The celebrated Cooper Creek Wilderness Experience (CCW3) has dominated these past 17-years as the most popular activity from the Cooper Creek Wilderness product range. Designed to showcase the richer diversity of natural and cultural heritage values within the prestigious Cooper Creek catchment by day, discerning eco-travellers immerse themselves into a 5 to 6 hour odyssey, comprising a 2-hour Grand Fan Palm Gallery day tour, a 1-hour cruise through the world’s most diverse mangrove community in search of elusive estuarine crocodiles, a delicious lunch in a rainforest setting and a cup of tea or coffee in a rainforest picnic setting alongside Cooper Creek.

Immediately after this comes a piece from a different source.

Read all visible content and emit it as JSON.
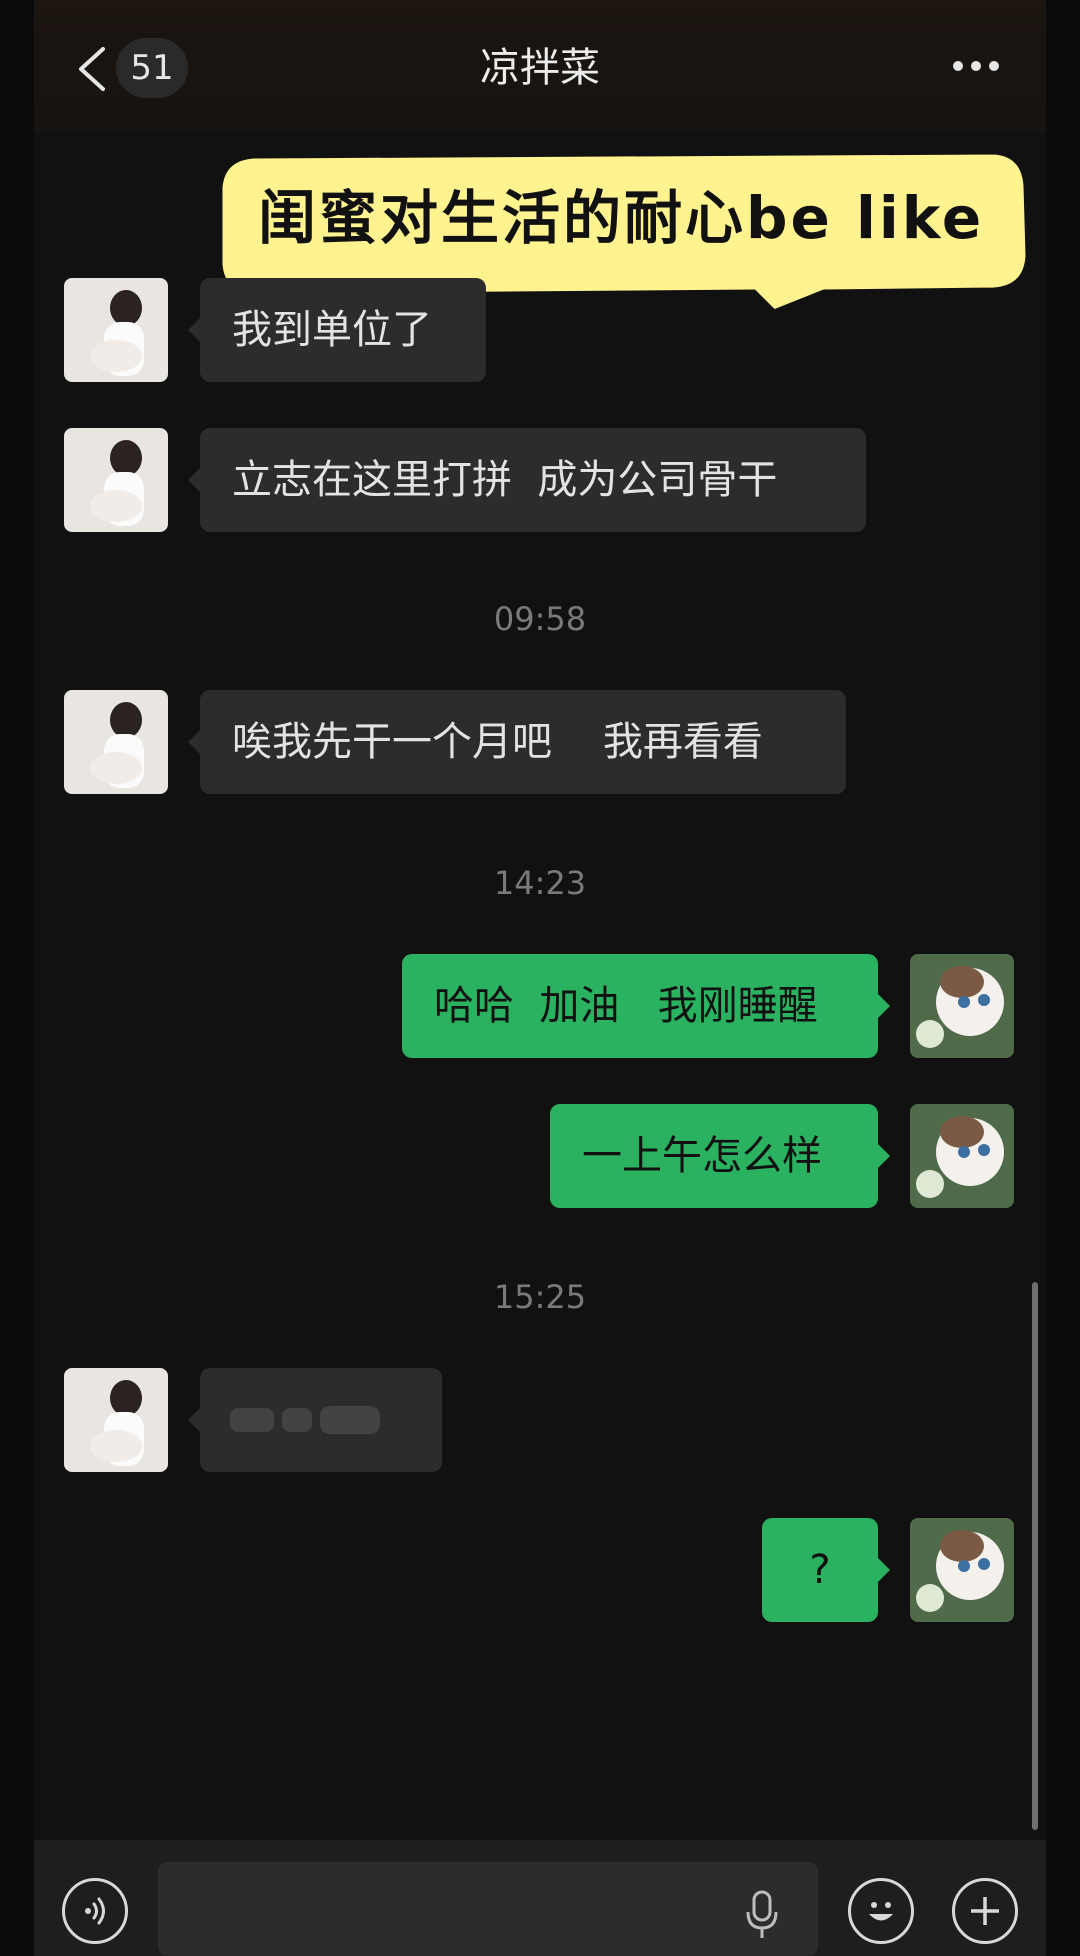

It is a day filled with the beauty and grandeur of world’s oldest rainforest, the diversity of ancient and primitive flora and fauna and the spectacular contrasts of coastal scenery and fan palm dominated cathedrals.
Today, a French family from Hong Kong, and an English-Irish couple from Sydney, were not only astounded by the profundity of Nature’s Masterpiece, they were also presented with three living dinosaurs, in the form of Jalbil, the Boyd’s Forest Dragon (Hypsilurus boydii), which is a Jurassic relictual species found nowhere else in the world;
the remarkable mimicry of the Twig-mimicking Spider (Poltys noblei);
Strong Stick Insects (Anchiale briareus) admittedly much smaller than the image because these are early days;
Five Estuarine Crcodiles Crocodylus porosus);
Lichen Spiders (Pandercetes gracilis);
AND Southern Cassowaries (Casuarius casuarius):
A perfect Queensland day provided the rainforest with dappled sunlight, and the warmer weather brought the wildlife out of their winter hibernation. Our spotters for the day, 6 year old Adrian and 4 year old Gabriella, worked tirelessly, finding seeds, spider ants, an amazingly colourful insect that I couldn’t identify and a variety of fungi. For these budding naturalists, the rainforest was an enormous playground, with challenges to be confronted and dealt with. Warnings about stinging tree, gympie gympie, slowed them down as they learned that there are dangers in the wild. The two cassowaries looked like giant chickens, with strange helmets on their heads, but they heeded the warnings and kept a safe distance from the big birds.
This tour is really a model of successful ecotourism, with 3 local businesses combining to showcase the best of the Daintree in the famous Cooper Creek Valley. To improve the experience, I would recommend a nocturnal wildlife tour and a trip out to the reef from Cape Tribulation.